QUESTION | My patient is a 67 year old female who has had pain during overhead activity (catching pain), going on for over 5 years. She is able to actively achieve full ROM (Including bra behind back). Her MRI shows a full thickness tear of supraspinatus tendon and a tear of the majority of the infraspinatus tendon (with a few lower infraspinatus fibers still attached). Superior subluxation of the humeral head.
I am intrigued by the patient’s symptoms and active shoulder range of motion versus her imaging.
How is she able to raise her arm up with full thickness tears of supraspinatus and the majority of the infraspinatus?
This is an excellent question and the answer is not immediately obvious. The short answer is that if 2 of the muscles are working then the shoulder can function almost normally.
Basic Anatomy and Function: As you know shoulder motion is dependent on a complex interplay of forces and moments around the glenohumeral joint. The glenohumeral joint (essentially a round ball on a flat socket) is inherently unstable. This is designed to maximise movement of the shoulder joint. The price we pay for this is the potential for instability. There is also a ‘vacuum’ within the joint capsule which stops the normal shoulder from dislocating, even with complete muscle relaxation (and after death). This vacuum is surprisingly quickly re-established by the body after the joint is surgically opened.

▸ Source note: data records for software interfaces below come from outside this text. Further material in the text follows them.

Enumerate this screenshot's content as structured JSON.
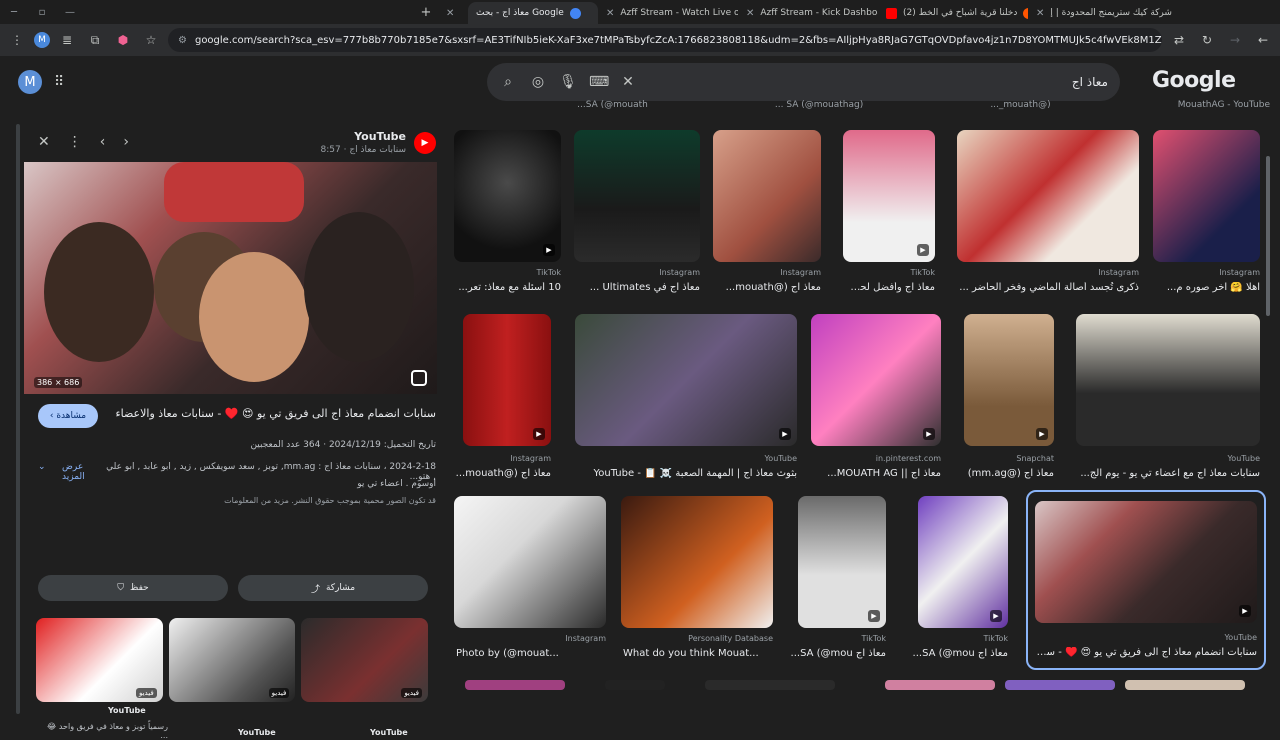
{
  "tabs": [
    {
      "label": "",
      "favicon": "#ff0000"
    },
    {
      "label": "معاذ اج - بحث Google",
      "favicon": "#4285f4",
      "active": true
    },
    {
      "label": "Azff Stream - Watch Live on Ki",
      "favicon": "#53fc18"
    },
    {
      "label": "Azff Stream - Kick Dashboard",
      "favicon": "#53fc18"
    },
    {
      "label": "(2) دخلنا قرية اشباح في الخط",
      "favicon": "#ff0000"
    },
    {
      "label": "شركة كيك ستريمنج المحدودة | إ",
      "favicon": "#4a89dc"
    }
  ],
  "address": {
    "url": "google.com/search?sca_esv=777b8b770b7185e7&sxsrf=AE3TifNIb5ieK-XaF3xe7tMPaTsbyfcZcA:1766823808118&udm=2&fbs=AIljpHya8RJaG7GTqOVDpfavo4jz1n7D8YOMTMUJk5c4fwVEk8M1ZVUkgny-WLGRmY2nFYdCXvu6kpyfFXgZY18..."
  },
  "header": {
    "avatar": "M",
    "logo": "Google",
    "query": "معاذ اج"
  },
  "panel": {
    "source": "YouTube",
    "subtitle": "سنابات معاذ اج · 8:57",
    "img_dim": "386 × 686",
    "title": "سنابات انضمام معاذ اج الى فريق تي يو 😍 ♥️ - سنابات معاذ والاعضاء",
    "visit": "مشاهدة",
    "meta1": "تاريخ التحميل: 2024/12/19 · 364 عدد المعجبين",
    "meta2": "2024-2-18 ، سنابات معاذ اج : mm.ag, توبز , سعد سويفكس , زيد , ابو عابد , ابو علي , هتو...",
    "meta3": "اوسوم . اعضاء تي يو",
    "meta4": "قد تكون الصور محمية بموجب حقوق النشر. مزيد من المعلومات",
    "more": "عرض المزيد",
    "save": "حفظ",
    "share": "مشاركة",
    "thumbs": [
      {
        "tag": "فيديو",
        "src": "YouTube",
        "cap": "رسمياً توبز و معاذ في فريق واحد 😂 ..."
      },
      {
        "tag": "فيديو",
        "src": "YouTube",
        "cap": ""
      },
      {
        "tag": "فيديو",
        "src": "YouTube",
        "cap": ""
      }
    ]
  },
  "grid": {
    "top_caps": [
      "MouathAG - YouTube",
      "(@mouath_...",
      "SA (@mouathag) ...",
      "SA (@mouath...",
      ""
    ],
    "row1": [
      {
        "src": "TikTok",
        "cap": "10 أسئلة مع معاذ: تعر..."
      },
      {
        "src": "Instagram",
        "cap": "معاذ اج في Ultimates ..."
      },
      {
        "src": "Instagram",
        "cap": "معاذ اج (@mouath..."
      },
      {
        "src": "TikTok",
        "cap": "معاذ اج وأفضل لحظات..."
      },
      {
        "src": "Instagram",
        "cap": "ذكرى تُجسد أصالة الماضي وفخر الحاضر ..."
      },
      {
        "src": "Instagram",
        "cap": "اهلا 🤗 اخر صوره م..."
      }
    ],
    "row2": [
      {
        "src": "Instagram",
        "cap": "معاذ اج (@mouath..."
      },
      {
        "src": "YouTube",
        "cap": "بثوث معاذ اج | المهمة الصعبة ☠️ 📋 - YouTube"
      },
      {
        "src": "in.pinterest.com",
        "cap": "معاذ اج || MOUATH AG..."
      },
      {
        "src": "Snapchat",
        "cap": "معاذ اج (@mm.ag)"
      },
      {
        "src": "YouTube",
        "cap": "سنابات معاذ اج مع اعضاء تي يو - يوم الج..."
      }
    ],
    "row3": [
      {
        "src": "Instagram",
        "cap": "Photo by (@mouat..."
      },
      {
        "src": "Personality Database",
        "cap": "What do you think Mouat..."
      },
      {
        "src": "TikTok",
        "cap": "معاذ اج SA (@mou..."
      },
      {
        "src": "TikTok",
        "cap": "معاذ اج SA (@mou..."
      },
      {
        "src": "YouTube",
        "cap": "سنابات انضمام معاذ اج الى فريق تي يو 😍 ♥️ - سناب..."
      }
    ]
  }
}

The glenoid labrum also helps to deepen the socket but it is the rotator cuff which is responsible for keeping the joint centred with activity.
Motor Function: The deltoid muscle runs from the acromion to the lateral humerus (a relatively straight line) and moves the shoulder by pulling the humerus up (while the forces of the rotator cuff muscles effectively hold the humeral head in place) and allow the joint to rotate and the arm to move up in the air).
Forces and Moment: It makes sense that the forces and moments in the shoulder need to be balanced to keep the shoulder in place when the hand is moved above the head. The frictional force at the joint should be very small and therefore can be ignored. The anterior and posterior muscles work together to pull the humeral head into the glenoid and they work in both the coronal and axial planes. This is sometimes known as concavity compression.
In the coronal (frontal) plane, the rotator cuff force must be below (inferior to) the centre of rotation of the humerus for it to be balanced. This will biomechanically oppose the moment created by the deltoid and thus stabilize the humeral head in the glenoid. The subscapularis, infraspinatus, and teres minor are the primary depressors of the humeral head. The weight of the arm, the deltoid muscle force and the joint reaction force allow the humerus to be rotated, thereby moving the hand above the head.
The force couple in the axial (transverse) plane must also be balanced (Subscapularis anteriorly and the Infraspinatus, and Teres minor posteriorly). If there is a balanced force pulling downwards then the supraspinatus does not need to be intact for this to happen (You would know this as muscle-balancing). With a chronic progressive tear (as is likely from the history provided) the shoulder can adapt over time.
The Tear Pattern: In the most common clinical setting when just the supraspinatus is torn, the subscapularis and posterior cuff are usually intact. As the size of the cuff tear increases it tends to extend more posteriorly (even the larger tears tend to spare the subscapularis at the front). The tear can get big enough so that the posterior cuff can no longer balance the moment created anteriorly by the subscapularis and at this point the patient will no longer be able to raise their arm above their head (a pseudoparalytic shoulder). When this happens the axial (transverse) fulcrum is lost, the coronal plane equilibrium is lost and the result is anterior-superior translation of the humeral head with attempted elevation. When this is extreme you will see anterior/superior escape of the humeral head clinically.
Imaging: In terms of imaging: the supraspinatus should fill the space between the humeral head and the acromion. When the supraspinatus retracts far enough the humeral head can ride up and press against the under surface of the acromion. The indicates a chronic tear and is seen as a high riding humeral head on the plain xrays. Once this happens the tear is no longer able to be repaired.
Summary: Several authors have shown that a patient with a two-tendon tear with retraction of the supraspinatus may benefit from a partial repair (ie repair of either the infraspinatus or subscapularis without repair of the supraspinatus). This is best done acutely and certainly within 3 months of any recent injury. There is also the option of performing an operation called a superior capsular reconstruction to replace the supraspinatus if you are able to get a good repair of the other 2 muscles.
In terms of your patient there must be enough of her infraspinatus still functioning to form a force couple to lift her arm in the air. If she were to extend the tear further this may no longer be possible.